A Quiet Man Made Noisy HeadlinesHerbert Greenwood, the quiet man, made loud headlines yesterday.
He announced his resignation from the Los Angeles Police Commission, and in the same breath, accused this city's police department and its chief, William Parker, of some very unbecoming attitudes and behavior.
It was a big story.
But a story with equal impact is the one behind why Greenwood did it.
It was as out of character for him to sound off as it would be for George Jessel to turn down an offer to serve as toastmaster.
For a lot of years, Greenwood's been connected in one way or another with public service.
No matter what the assignment, he did it the best way he knew how: by working hard with an undramatic diligence and an unsensational dedication.
He disliked public controversy and shunned publicity. He almost made a career of staying in the background, of being an uncontroversial figure.
He did it, plus the jobs he undertook to do, with high record of success.
This, undoubtedly, was an important factor in Mayor Poulson's choice of Greenwood as a police commissioner six years ago.
Greenwood, being a Negro, would give the board "balance." And he had the kind of personality to smooth over, rather than fire up, any problems between the Negro community and the police.
This, I'm told, he accomplished very well for quite a while. He considered it strictly a secondary duty -- his main job being to represent all of the people of Los Angeles.
Eventually, however, the Negro press began playing up incidents of alleged police brutality and prejudice. They screamed for action.

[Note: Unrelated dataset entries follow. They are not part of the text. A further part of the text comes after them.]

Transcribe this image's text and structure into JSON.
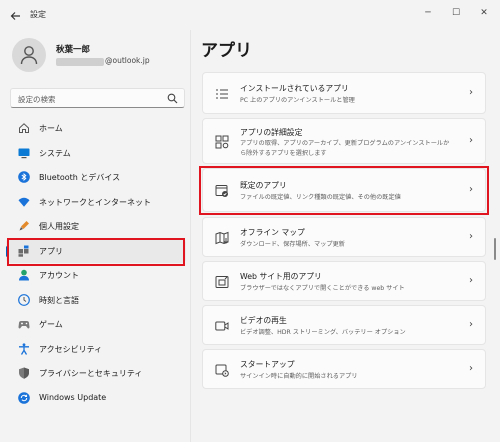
{
  "window": {
    "title": "設定",
    "minimize": "─",
    "maximize": "☐",
    "close": "✕"
  },
  "user": {
    "name": "秋葉一郎",
    "email_suffix": "@outlook.jp"
  },
  "search": {
    "placeholder": "設定の検索"
  },
  "nav": [
    {
      "label": "ホーム",
      "icon": "home-icon"
    },
    {
      "label": "システム",
      "icon": "system-icon"
    },
    {
      "label": "Bluetooth とデバイス",
      "icon": "bluetooth-icon"
    },
    {
      "label": "ネットワークとインターネット",
      "icon": "network-icon"
    },
    {
      "label": "個人用設定",
      "icon": "personalization-icon"
    },
    {
      "label": "アプリ",
      "icon": "apps-icon",
      "selected": true
    },
    {
      "label": "アカウント",
      "icon": "accounts-icon"
    },
    {
      "label": "時刻と言語",
      "icon": "time-language-icon"
    },
    {
      "label": "ゲーム",
      "icon": "gaming-icon"
    },
    {
      "label": "アクセシビリティ",
      "icon": "accessibility-icon"
    },
    {
      "label": "プライバシーとセキュリティ",
      "icon": "privacy-icon"
    },
    {
      "label": "Windows Update",
      "icon": "windows-update-icon"
    }
  ],
  "main": {
    "title": "アプリ",
    "cards": [
      {
        "title": "インストールされているアプリ",
        "subtitle": "PC 上のアプリのアンインストールと管理",
        "icon": "installed-apps-icon"
      },
      {
        "title": "アプリの詳細設定",
        "subtitle": "アプリの取得、アプリのアーカイブ、更新プログラムのアンインストールから除外するアプリを選択します",
        "icon": "advanced-apps-icon"
      },
      {
        "title": "既定のアプリ",
        "subtitle": "ファイルの既定値、リンク種類の既定値、その他の既定値",
        "icon": "default-apps-icon"
      },
      {
        "title": "オフライン マップ",
        "subtitle": "ダウンロード、保存場所、マップ更新",
        "icon": "offline-maps-icon"
      },
      {
        "title": "Web サイト用のアプリ",
        "subtitle": "ブラウザーではなくアプリで開くことができる web サイト",
        "icon": "web-apps-icon"
      },
      {
        "title": "ビデオの再生",
        "subtitle": "ビデオ調整、HDR ストリーミング、バッテリー オプション",
        "icon": "video-playback-icon"
      },
      {
        "title": "スタートアップ",
        "subtitle": "サインイン時に自動的に開始されるアプリ",
        "icon": "startup-icon"
      }
    ]
  },
  "colors": {
    "accent": "#005fb8",
    "highlight": "#e0141e",
    "background": "#f3f3f3",
    "card": "#fbfbfb"
  }
}
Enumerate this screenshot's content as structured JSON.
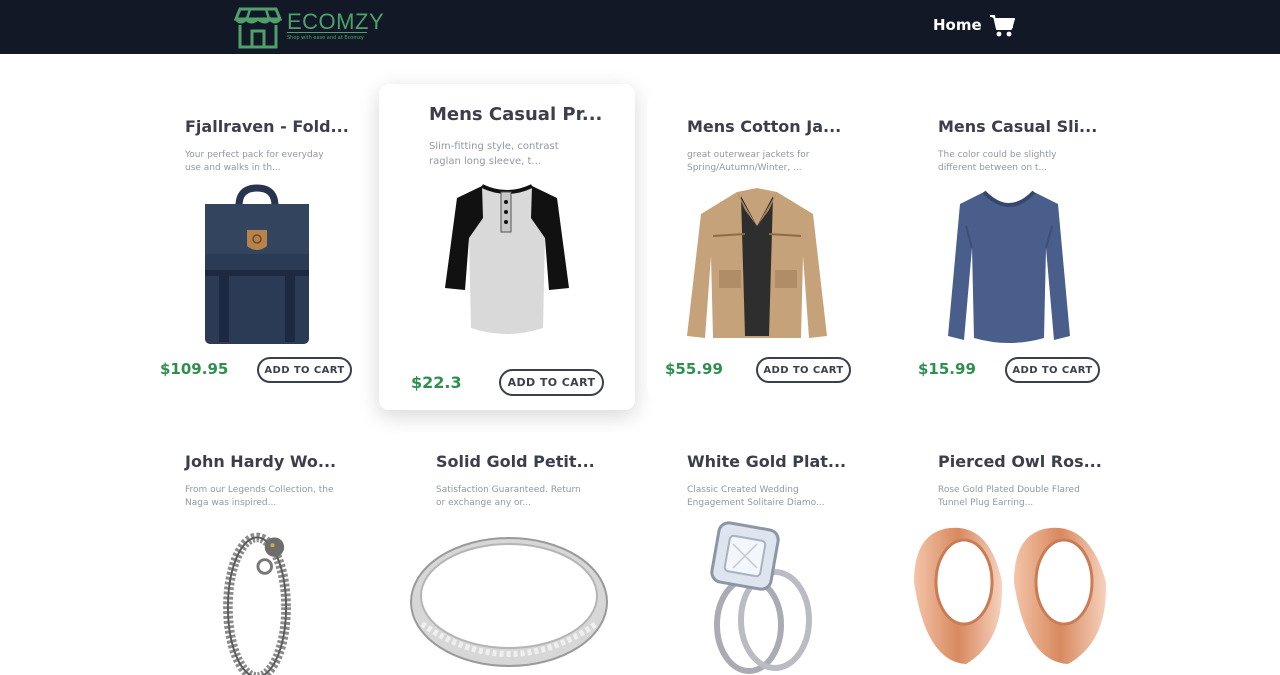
{
  "brand": {
    "name": "ECOMZY",
    "tagline": "Shop with ease and at Ecomzy"
  },
  "nav": {
    "home_label": "Home",
    "cart_icon": "shopping-cart-icon"
  },
  "colors": {
    "navbar": "#121826",
    "brand_green": "#4fa06a",
    "price_green": "#2f8f4e",
    "text_dark": "#3a3f4b",
    "text_muted": "#9098a4"
  },
  "products": [
    {
      "title": "Fjallraven - Fold...",
      "description": "Your perfect pack for everyday use and walks in th...",
      "price": "$109.95",
      "button": "ADD TO CART",
      "image": "backpack"
    },
    {
      "title": "Mens Casual Pr...",
      "description": "Slim-fitting style, contrast raglan long sleeve, t...",
      "price": "$22.3",
      "button": "ADD TO CART",
      "image": "raglan-shirt"
    },
    {
      "title": "Mens Cotton Ja...",
      "description": "great outerwear jackets for Spring/Autumn/Winter, ...",
      "price": "$55.99",
      "button": "ADD TO CART",
      "image": "cotton-jacket"
    },
    {
      "title": "Mens Casual Sli...",
      "description": "The color could be slightly different between on t...",
      "price": "$15.99",
      "button": "ADD TO CART",
      "image": "slim-shirt"
    },
    {
      "title": "John Hardy Wo...",
      "description": "From our Legends Collection, the Naga was inspired...",
      "price": "",
      "button": "",
      "image": "dragon-bracelet"
    },
    {
      "title": "Solid Gold Petit...",
      "description": "Satisfaction Guaranteed. Return or exchange any or...",
      "price": "",
      "button": "",
      "image": "silver-band"
    },
    {
      "title": "White Gold Plat...",
      "description": "Classic Created Wedding Engagement Solitaire Diamo...",
      "price": "",
      "button": "",
      "image": "engagement-ring"
    },
    {
      "title": "Pierced Owl Ros...",
      "description": "Rose Gold Plated Double Flared Tunnel Plug Earring...",
      "price": "",
      "button": "",
      "image": "tunnel-plugs"
    }
  ]
}
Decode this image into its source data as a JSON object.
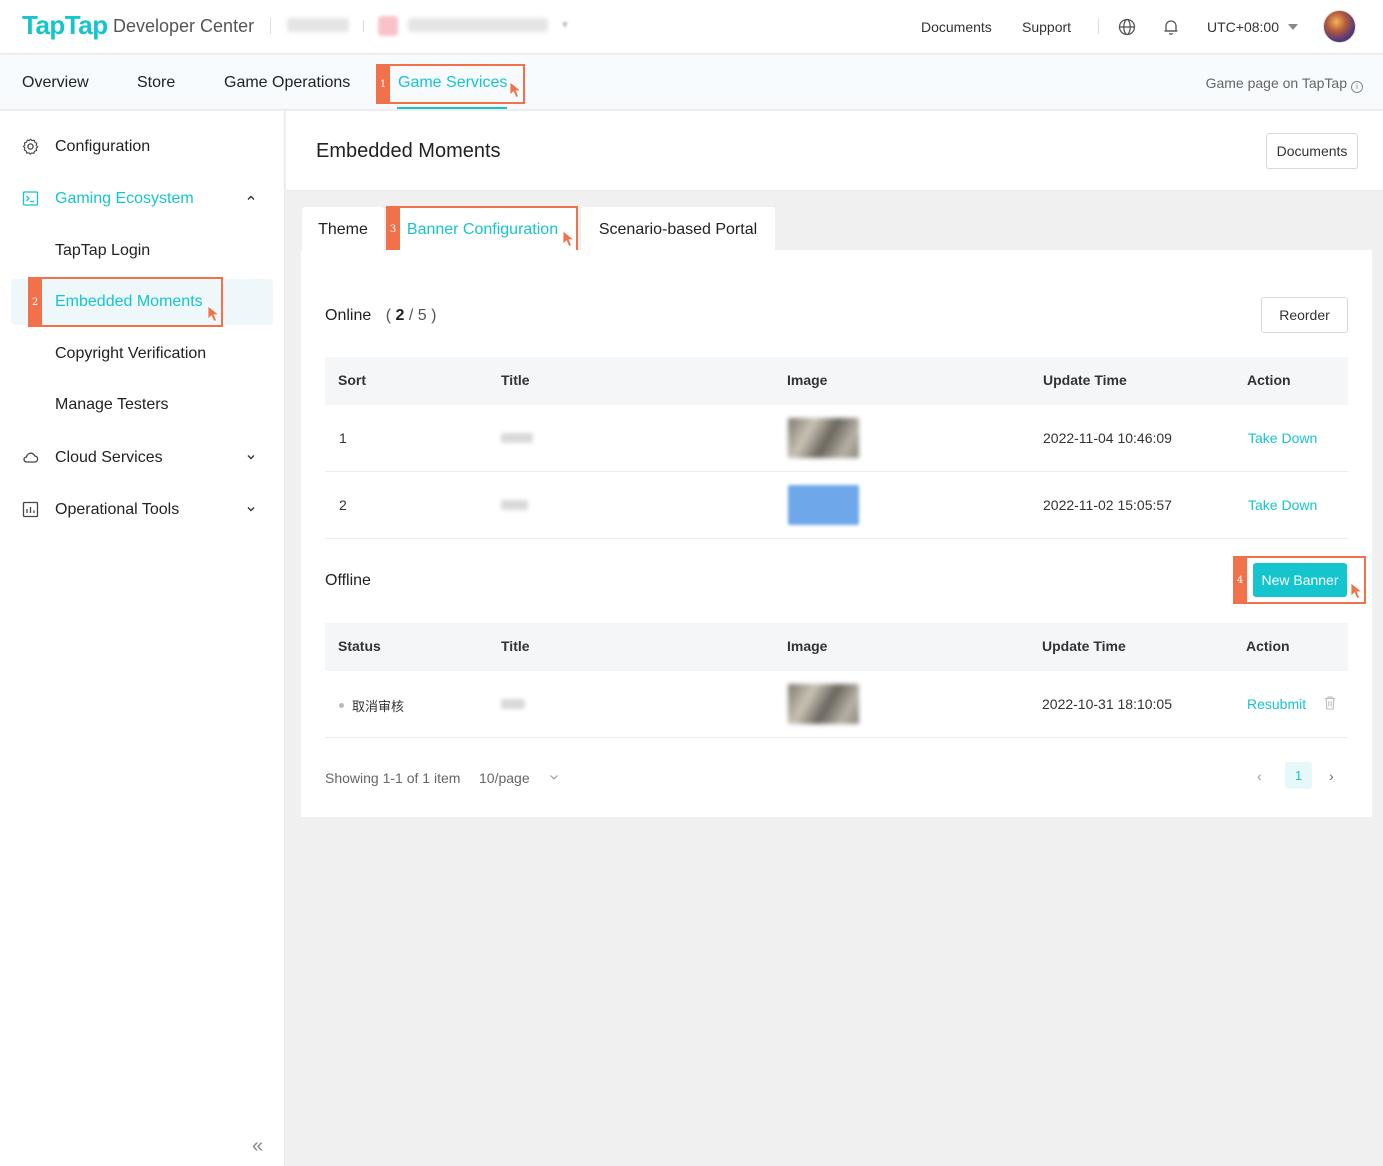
{
  "header": {
    "logo": "TapTap",
    "brand_subtitle": "Developer Center",
    "links": {
      "documents": "Documents",
      "support": "Support"
    },
    "timezone": "UTC+08:00",
    "icons": [
      "globe-icon",
      "bell-icon",
      "caret-down-icon",
      "avatar"
    ]
  },
  "nav": {
    "tabs": [
      {
        "label": "Overview"
      },
      {
        "label": "Store"
      },
      {
        "label": "Game Operations"
      },
      {
        "label": "Game Services",
        "active": true
      }
    ],
    "game_page_link": "Game page on TapTap"
  },
  "sidebar": {
    "items": [
      {
        "label": "Configuration",
        "icon": "gear-icon"
      },
      {
        "label": "Gaming Ecosystem",
        "icon": "terminal-icon",
        "expanded": true,
        "children": [
          {
            "label": "TapTap Login"
          },
          {
            "label": "Embedded Moments",
            "selected": true
          },
          {
            "label": "Copyright Verification"
          },
          {
            "label": "Manage Testers"
          }
        ]
      },
      {
        "label": "Cloud Services",
        "icon": "cloud-icon",
        "expanded": false
      },
      {
        "label": "Operational Tools",
        "icon": "chart-icon",
        "expanded": false
      }
    ],
    "collapse_glyph": "«"
  },
  "page": {
    "title": "Embedded Moments",
    "documents_button": "Documents",
    "tabs": [
      {
        "label": "Theme"
      },
      {
        "label": "Banner Configuration",
        "active": true
      },
      {
        "label": "Scenario-based Portal"
      }
    ]
  },
  "online": {
    "title": "Online",
    "count_open": "(",
    "count_current": "2",
    "count_sep": "/",
    "count_max": "5",
    "count_close": ")",
    "reorder_button": "Reorder",
    "columns": [
      "Sort",
      "Title",
      "Image",
      "Update Time",
      "Action"
    ],
    "rows": [
      {
        "sort": "1",
        "title": "test2",
        "image": "photo",
        "update_time": "2022-11-04 10:46:09",
        "action": "Take Down"
      },
      {
        "sort": "2",
        "title": "测试",
        "image": "blue",
        "update_time": "2022-11-02 15:05:57",
        "action": "Take Down"
      }
    ]
  },
  "offline": {
    "title": "Offline",
    "new_button": "New Banner",
    "columns": [
      "Status",
      "Title",
      "Image",
      "Update Time",
      "Action"
    ],
    "rows": [
      {
        "status": "取消审核",
        "title": "test",
        "image": "photo",
        "update_time": "2022-10-31 18:10:05",
        "action": "Resubmit"
      }
    ]
  },
  "pagination": {
    "summary": "Showing 1-1 of 1 item",
    "page_size": "10/page",
    "prev": "‹",
    "current_page": "1",
    "next": "›"
  },
  "annotations": [
    "1",
    "2",
    "3",
    "4"
  ],
  "colors": {
    "accent": "#15c5ce",
    "annotation": "#f0714a"
  }
}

And when no action came, one of the papers in particular aimed its guns at Greenwood. In vicious attacks, he was called practically every name in the book.
Badly neglecting his private law practice, the commissioner set out to investigate the charges against the police.
But here, he ran into one problem after another. He wasn't satisfied himself with the way the police were investigating the allegations. Some of the police reports, he felt, were deliberately slanted to protect the involved officers.
Sometimes, he said, he was just plain refused access to certain information. And other times, he had reason to believe, files were "thinned out" before he got them.
There was a situation a few months ago where colored office girls were being accosted regularly by Caucasian Don Juans. His own daughter was among the victims.
But when some Negro community leaders met with the police to request action, they were reportedly politely informed, "We're not going around rousting anybody."
Greenwood was conscientious in checking out many complaints against the police, not all of them involving Negroes. His conclusion was that it's just impossible to expect a police officer to do an unbiased job investigating another police officer.
Apparently, Greenwood worked his way into the position of being the police commission "rebel" -- the man who wasn't willing to back Chief Parker on every issue solely because Parker was chief.
He wanted answers, explanations -- but he didn't get them.
Herbert Greenwood Spoke
So he decided to get out.
He could go gracefully, he knew. Resign without a reason.
That way, he would save embarrassment for himself, his friends, his family. He could keep his reputation as the quiet man.
But instead, Herbert Greenwood spoke.
Already under attack in his own community for "doing nothing," he added to his woes by firing the indignation of the police department for "doing something."
Herbert Greenwood, today is a disenchanted man.